*** DATA TO EXAMINE ***

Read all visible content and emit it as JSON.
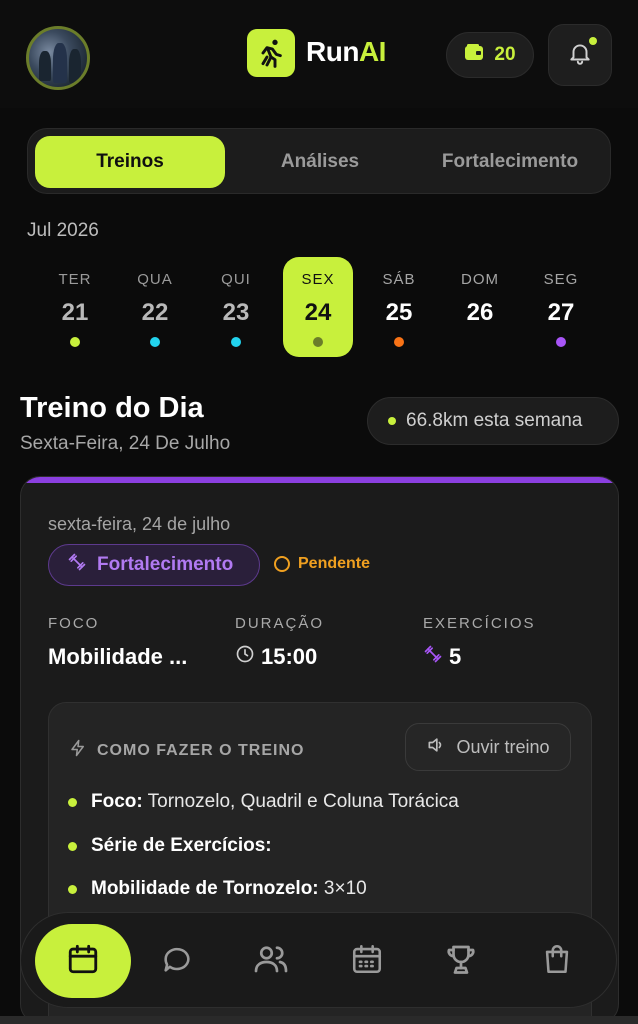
{
  "header": {
    "logo_prefix": "Run",
    "logo_suffix": "AI",
    "wallet_count": "20",
    "brand_color": "#c8f03c"
  },
  "tabs": [
    {
      "label": "Treinos",
      "active": true
    },
    {
      "label": "Análises",
      "active": false
    },
    {
      "label": "Fortalecimento",
      "active": false
    }
  ],
  "calendar": {
    "month": "Jul 2026",
    "days": [
      {
        "name": "TER",
        "num": "21",
        "dot": "#c8f03c"
      },
      {
        "name": "QUA",
        "num": "22",
        "dot": "#22d3ee"
      },
      {
        "name": "QUI",
        "num": "23",
        "dot": "#22d3ee"
      },
      {
        "name": "SEX",
        "num": "24",
        "dot": "#6b7d2a",
        "active": true
      },
      {
        "name": "SÁB",
        "num": "25",
        "dot": "#f97316"
      },
      {
        "name": "DOM",
        "num": "26",
        "dot": ""
      },
      {
        "name": "SEG",
        "num": "27",
        "dot": "#a855f7"
      }
    ]
  },
  "workout_section": {
    "title": "Treino do Dia",
    "subtitle": "Sexta-Feira, 24 De Julho",
    "week_distance": "66.8km esta semana"
  },
  "card": {
    "date": "sexta-feira, 24 de julho",
    "category": "Fortalecimento",
    "status": "Pendente",
    "stats": [
      {
        "label": "FOCO",
        "value": "Mobilidade ..."
      },
      {
        "label": "DURAÇÃO",
        "value": "15:00"
      },
      {
        "label": "EXERCÍCIOS",
        "value": "5"
      }
    ],
    "howto": {
      "title": "COMO FAZER O TREINO",
      "listen_label": "Ouvir treino",
      "items": [
        {
          "bold": "Foco:",
          "text": " Tornozelo, Quadril e Coluna Torácica"
        },
        {
          "bold": "Série de Exercícios:",
          "text": ""
        },
        {
          "bold": "Mobilidade de Tornozelo:",
          "text": " 3×10"
        }
      ]
    }
  },
  "bottom_nav": [
    {
      "icon": "calendar-icon",
      "active": true
    },
    {
      "icon": "chat-icon"
    },
    {
      "icon": "users-icon"
    },
    {
      "icon": "schedule-icon"
    },
    {
      "icon": "trophy-icon"
    },
    {
      "icon": "shopping-bag-icon"
    }
  ]
}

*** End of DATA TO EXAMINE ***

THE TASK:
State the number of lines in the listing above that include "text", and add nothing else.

RESULT:
3